“CDC Tells Fertile Women: Don’t Drink At All”

“Women of childbearing age should avoid alcohol unless they’re using contraception, federal health officials said Tuesday, in a move to reduce the number of babies born with fetal alcohol syndrome.” [Liz Szabo/USA Today (“CDC: Young women should avoid alcohol unless using birth control”), Tracy Clark-Flory/Vocativ (with headline above)]

Rebecca Kukla, professor at the Kennedy School of Ethics, had the following comment, quoted in the Vocativ piece:

We don’t tell pregnant women not to drive cars, even though we are much more certain that there’s a nonzero risk to their fetuses from each car ride than from each drink. The ideal of zero risk is both impossible to meet and completely paralyzing to try to meet. The idea that the pleasures and routines that make up women’s days are mere luxuries that are not worth any risk whatsoever is patronizing and sexist, and it would also turn their lives into complete hell if really taken to its conclusion. It also imposes a much higher risk reduction bar on pregnant women than on parents of small children, for no apparent reason.

We have had numerous occasions over the years to remark on the direction in which Obama appointee Thomas Frieden has taken the Centers for Disease Control.

More: Alexandra Petri, Washington Post (CDC’s warning “incredibly condescending”).


  • The part of the chart that bothered me the most is the part of the poster advising women of the dangers of alcohol in general, like cancer, violence and heart disease.
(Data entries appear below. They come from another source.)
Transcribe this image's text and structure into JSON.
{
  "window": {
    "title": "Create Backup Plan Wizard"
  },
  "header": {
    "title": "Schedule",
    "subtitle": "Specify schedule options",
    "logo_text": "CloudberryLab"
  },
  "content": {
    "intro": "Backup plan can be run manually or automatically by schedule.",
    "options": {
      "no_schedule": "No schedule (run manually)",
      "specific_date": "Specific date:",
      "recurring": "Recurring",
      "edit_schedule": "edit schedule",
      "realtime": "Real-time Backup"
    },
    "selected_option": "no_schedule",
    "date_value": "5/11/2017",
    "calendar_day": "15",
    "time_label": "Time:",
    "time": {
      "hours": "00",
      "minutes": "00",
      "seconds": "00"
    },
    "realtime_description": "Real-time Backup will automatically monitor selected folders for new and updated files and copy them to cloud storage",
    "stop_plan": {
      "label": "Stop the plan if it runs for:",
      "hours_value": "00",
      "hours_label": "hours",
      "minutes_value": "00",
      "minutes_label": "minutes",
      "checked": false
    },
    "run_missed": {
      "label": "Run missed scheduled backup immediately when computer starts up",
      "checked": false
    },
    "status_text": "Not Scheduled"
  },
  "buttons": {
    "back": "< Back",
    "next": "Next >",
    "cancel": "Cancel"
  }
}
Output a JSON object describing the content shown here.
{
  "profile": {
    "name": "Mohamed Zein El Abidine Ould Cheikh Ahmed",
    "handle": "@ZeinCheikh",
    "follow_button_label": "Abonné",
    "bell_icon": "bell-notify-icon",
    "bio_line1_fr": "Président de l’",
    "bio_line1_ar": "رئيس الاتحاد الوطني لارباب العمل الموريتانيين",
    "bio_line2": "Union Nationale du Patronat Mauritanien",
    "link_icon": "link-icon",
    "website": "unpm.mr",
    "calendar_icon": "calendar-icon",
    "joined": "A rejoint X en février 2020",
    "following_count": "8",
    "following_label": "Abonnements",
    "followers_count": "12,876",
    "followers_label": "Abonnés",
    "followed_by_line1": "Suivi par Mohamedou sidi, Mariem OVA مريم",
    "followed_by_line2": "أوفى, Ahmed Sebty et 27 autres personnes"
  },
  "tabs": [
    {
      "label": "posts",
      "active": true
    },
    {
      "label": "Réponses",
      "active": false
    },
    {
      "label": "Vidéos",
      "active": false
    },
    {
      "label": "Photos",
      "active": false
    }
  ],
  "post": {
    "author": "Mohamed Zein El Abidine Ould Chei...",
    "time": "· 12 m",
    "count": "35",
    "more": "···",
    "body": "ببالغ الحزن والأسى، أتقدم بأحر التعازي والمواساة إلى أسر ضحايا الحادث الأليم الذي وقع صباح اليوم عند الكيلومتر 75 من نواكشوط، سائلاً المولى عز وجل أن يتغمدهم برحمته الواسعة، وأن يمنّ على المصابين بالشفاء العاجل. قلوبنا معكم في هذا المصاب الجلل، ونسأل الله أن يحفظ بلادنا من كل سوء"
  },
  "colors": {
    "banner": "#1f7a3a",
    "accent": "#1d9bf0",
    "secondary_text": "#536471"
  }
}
No poster for men’s drinking habits I presume, and the fact that it would affect their health and make them more likely to engage in violence or rape.

  • Sounds like a great idea, especially for college students. With OTC birth control and sales of spirits, wines and beer, WalGreens may be this generation’s hook up place. After the Dear Colleague letters, and Rolling Stone and Gang of 88 outrage at frat parties, students need to identify off campus places. Animal House 2, The Next Generation, can be filmed in the Nutritional Supplements aisle.

  • Better advice might be “drink in moderation and eat your nutrients.” as Fetal Alcohol Syndrome (and its lesser cousin, Fetal Alcohol Effect) might result from alcohol’s depletion of key nutrients, esp Vit A, folate, and choline.

    e.g. http://www.ncbi.nlm.nih.gov/pubmed/22285196

    …a study by Thomas et al. in 2009 found that nutritional supplementation with choline in rats exposed to ethanol in utero almost completely mitigated the degenerative effects of ethanol on development and behaviour

    Be nice if research funds were devoted less to garbage studies of all kinds and more to work in areas such as this.

  • The Slate article is very misleading. There is a serious risk associated with drinking while pregnant.

  • For cruelty and stupidity, this is negligible compared to the call by the Colombian and El Salvador governments for women to abstain from sex until Zika is defeated. A more reasonable suggestion would be to use birth control, but birth control is systematically obstructed by conservative Catholic politicians in these countries.

  • This sounds like that thing where OSHA said that kids should wear helmets when mowing the lawn. You ask a bureaucrat “how can I be safe”, and they’re gonna tell you; if it seems extreme, well, you aren’t asking “how can I be sort-of safe but still comfortable without actually doing a whole lot”, you’re just asking “how can I be safe”. Be more specific…or maybe just don’t ask.

  • My understanding is that the risk of fetal alcohol syndrome is greatest if alcohol is consumed during the part of gestation in which the brain is being most actively developed. While the brain exists during the first few weeks of pregnancy, that is not the most critical time for brain development. If a woman who drinks regularly becomes pregnant, and doesn’t find out until she has been pregnant for a few weeks, and then immediately stops drinking until after the child is born, my understanding is that the risks of fetal alcohol syndrome are very small, especially if her drinking habits were moderate before she learned of the pregnancy. And it is this scenario that the CDC is using to tell women who may become pregnant to not drink at all.
    Of course, even if you don’t ever voluntarily have sex, you could always be raped – so you could become pregnant. Also, few forms of birth control are completely effective. I remember seeing a study about how effective birth control is under more real world situations, where people sometimes forget to take their pill for the day, or otherwise behave as human beings who aren’t under the vigilance of nurses assigned to a clinical trial. So, even if you are on birth control, if you are a woman who has sex, you may become pregnant. Every woman between menarche and menopause could become pregnant!
    That said, I know some of you will feel really indignant about this, but if you are a woman and you know that you are pregnant, don’t drink until after the child is born. I met a child who has fetal alcohol syndrome, and believe me, being a life time ward of the state might be one of the better outcomes for her.